▸ ENTRIES SUPPLIED:

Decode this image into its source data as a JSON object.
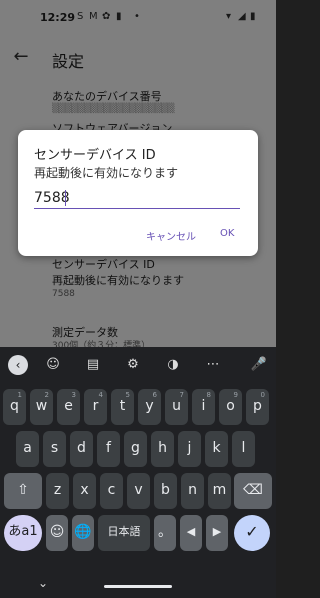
{
  "status": {
    "time": "12:29",
    "icons": [
      "s-icon",
      "m-icon",
      "flower-icon",
      "bottle-icon",
      "dot-icon"
    ],
    "right_icons": [
      "wifi-icon",
      "signal-icon",
      "battery-icon"
    ]
  },
  "appbar": {
    "title": "設定",
    "back_icon": "arrow-left-icon"
  },
  "prefs": {
    "device_number_title": "あなたのデバイス番号",
    "software_version_title": "ソフトウェアバージョン",
    "sensor_title": "センサーデバイス ID",
    "sensor_summary": "再起動後に有効になります",
    "sensor_value": "7588",
    "count_title": "測定データ数",
    "count_summary": "300個（約３分：標準）"
  },
  "dialog": {
    "title": "センサーデバイス ID",
    "message": "再起動後に有効になります",
    "input_value": "7588",
    "cancel_label": "キャンセル",
    "ok_label": "OK"
  },
  "keyboard": {
    "toolbar": [
      "chevron-left-icon",
      "sticker-icon",
      "clipboard-icon",
      "gear-icon",
      "palette-icon",
      "more-icon",
      "mic-icon"
    ],
    "row1": [
      {
        "k": "q",
        "h": "1"
      },
      {
        "k": "w",
        "h": "2"
      },
      {
        "k": "e",
        "h": "3"
      },
      {
        "k": "r",
        "h": "4"
      },
      {
        "k": "t",
        "h": "5"
      },
      {
        "k": "y",
        "h": "6"
      },
      {
        "k": "u",
        "h": "7"
      },
      {
        "k": "i",
        "h": "8"
      },
      {
        "k": "o",
        "h": "9"
      },
      {
        "k": "p",
        "h": "0"
      }
    ],
    "row2": [
      "a",
      "s",
      "d",
      "f",
      "g",
      "h",
      "j",
      "k",
      "l"
    ],
    "row3": [
      "z",
      "x",
      "c",
      "v",
      "b",
      "n",
      "m"
    ],
    "symbol_key": "あa1",
    "emoji_key": "☺",
    "globe_key": "🌐",
    "space_label": "日本語",
    "period_key": "。",
    "left_key": "◀",
    "right_key": "▶",
    "enter_key": "✓",
    "shift_key": "⇧",
    "delete_key": "⌫"
  },
  "nav": {
    "back_icon": "chevron-down-icon"
  }
}
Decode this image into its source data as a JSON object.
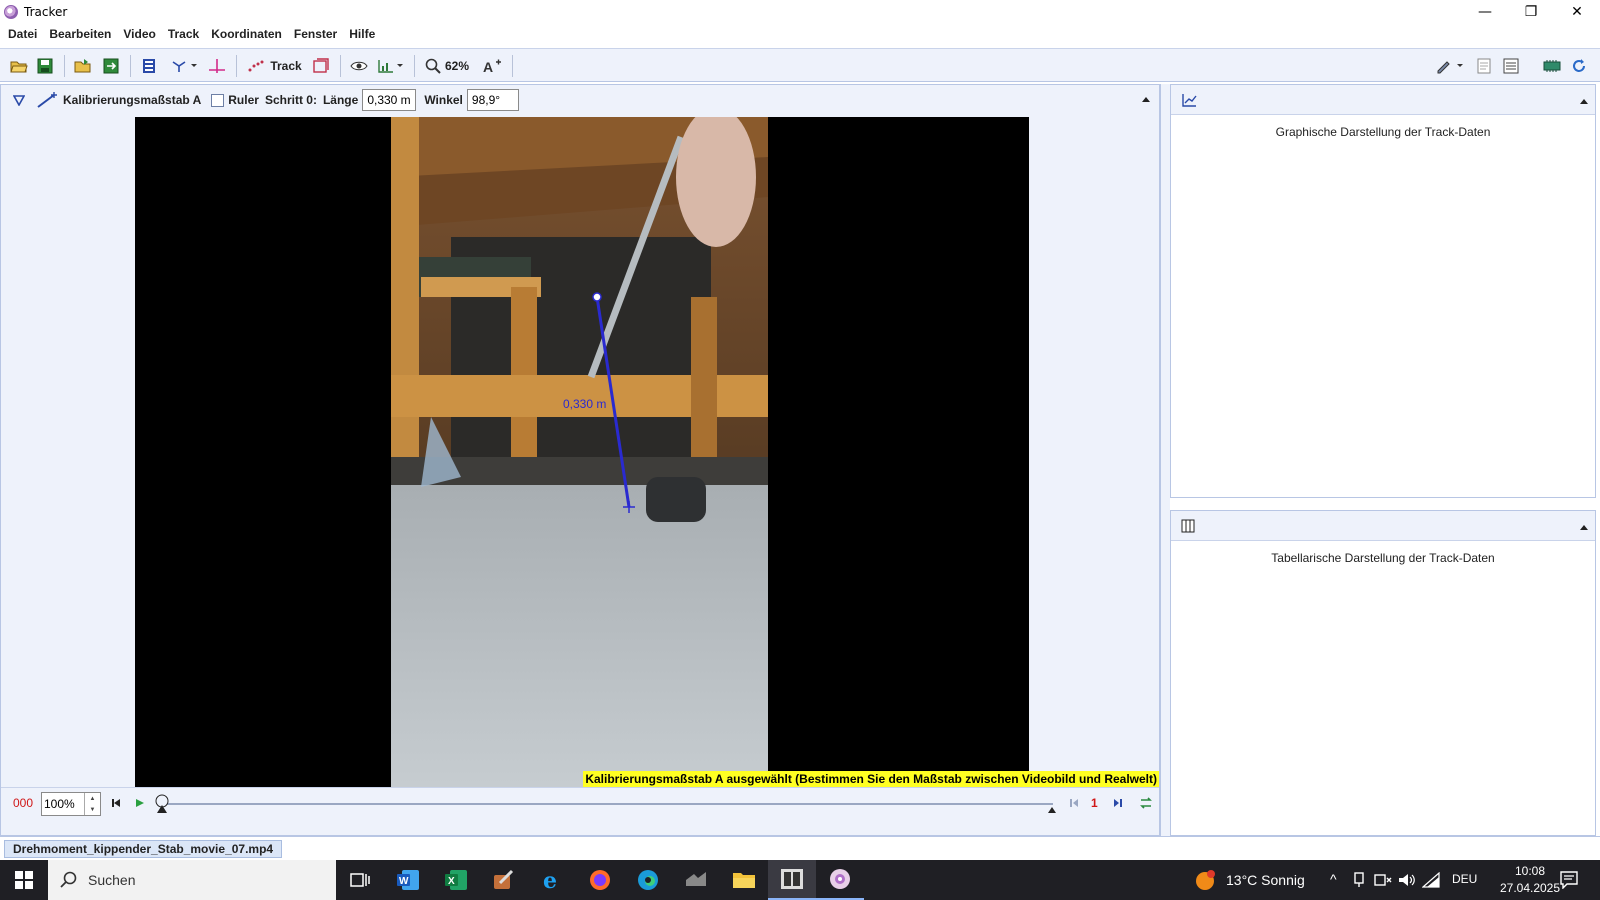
{
  "window": {
    "title": "Tracker",
    "min": "—",
    "max": "❐",
    "close": "✕"
  },
  "menu": [
    "Datei",
    "Bearbeiten",
    "Video",
    "Track",
    "Koordinaten",
    "Fenster",
    "Hilfe"
  ],
  "toolbar": {
    "track_label": "Track",
    "zoom": "62%"
  },
  "trackbar": {
    "tool_name": "Kalibrierungsmaßstab A",
    "ruler_label": "Ruler",
    "step_label": "Schritt 0:",
    "length_label": "Länge",
    "length_value": "0,330 m",
    "angle_label": "Winkel",
    "angle_value": "98,9°"
  },
  "video": {
    "measure_label": "0,330 m",
    "status": "Kalibrierungsmaßstab A ausgewählt (Bestimmen Sie den Maßstab zwischen Videobild und Realwelt)"
  },
  "player": {
    "frame": "000",
    "rate": "100%",
    "step": "1"
  },
  "panels": {
    "plot_title": "Graphische Darstellung der Track-Daten",
    "table_title": "Tabellarische Darstellung der Track-Daten"
  },
  "file_tab": "Drehmoment_kippender_Stab_movie_07.mp4",
  "taskbar": {
    "search": "Suchen",
    "weather": "13°C  Sonnig",
    "lang": "DEU",
    "time": "10:08",
    "date": "27.04.2025"
  }
}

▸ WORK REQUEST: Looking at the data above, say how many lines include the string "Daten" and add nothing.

▸ EXERCISE RESULT: 2